Entries from a dataset of interfaces
+-------+

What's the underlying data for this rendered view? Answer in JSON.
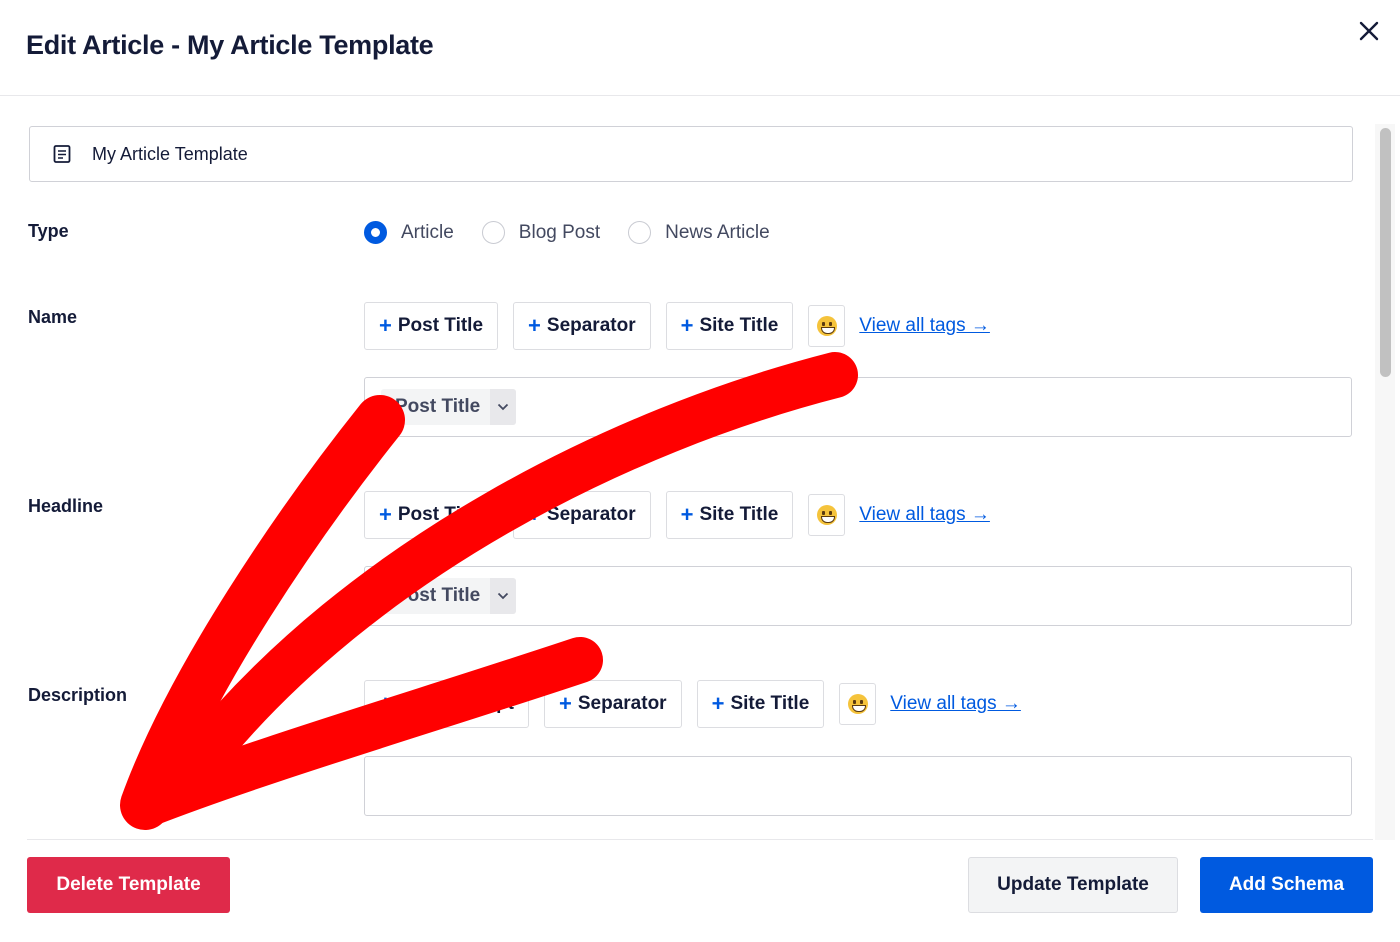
{
  "modal": {
    "title": "Edit Article - My Article Template",
    "close_icon": "close-icon"
  },
  "template_name": {
    "icon": "document-icon",
    "value": "My Article Template"
  },
  "type": {
    "label": "Type",
    "options": [
      {
        "label": "Article",
        "selected": true
      },
      {
        "label": "Blog Post",
        "selected": false
      },
      {
        "label": "News Article",
        "selected": false
      }
    ]
  },
  "fields": [
    {
      "label": "Name",
      "tags": [
        "Post Title",
        "Separator",
        "Site Title"
      ],
      "view_all": "View all tags →",
      "chips": [
        "Post Title"
      ]
    },
    {
      "label": "Headline",
      "tags": [
        "Post Title",
        "Separator",
        "Site Title"
      ],
      "view_all": "View all tags →",
      "chips": [
        "Post Title"
      ]
    },
    {
      "label": "Description",
      "tags": [
        "Post Excerpt",
        "Separator",
        "Site Title"
      ],
      "view_all": "View all tags →",
      "chips": []
    }
  ],
  "tag_plus": "+",
  "footer": {
    "delete_label": "Delete Template",
    "update_label": "Update Template",
    "add_label": "Add Schema"
  },
  "colors": {
    "primary": "#005ae0",
    "danger": "#df2a4a",
    "text": "#141b38",
    "annotation": "#ff0000"
  }
}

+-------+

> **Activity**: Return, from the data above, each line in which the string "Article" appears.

> **Solution to the problem**:
    "title": "Edit Article - My Article Template",
    "value": "My Article Template"
        "label": "Article",
        "label": "News Article",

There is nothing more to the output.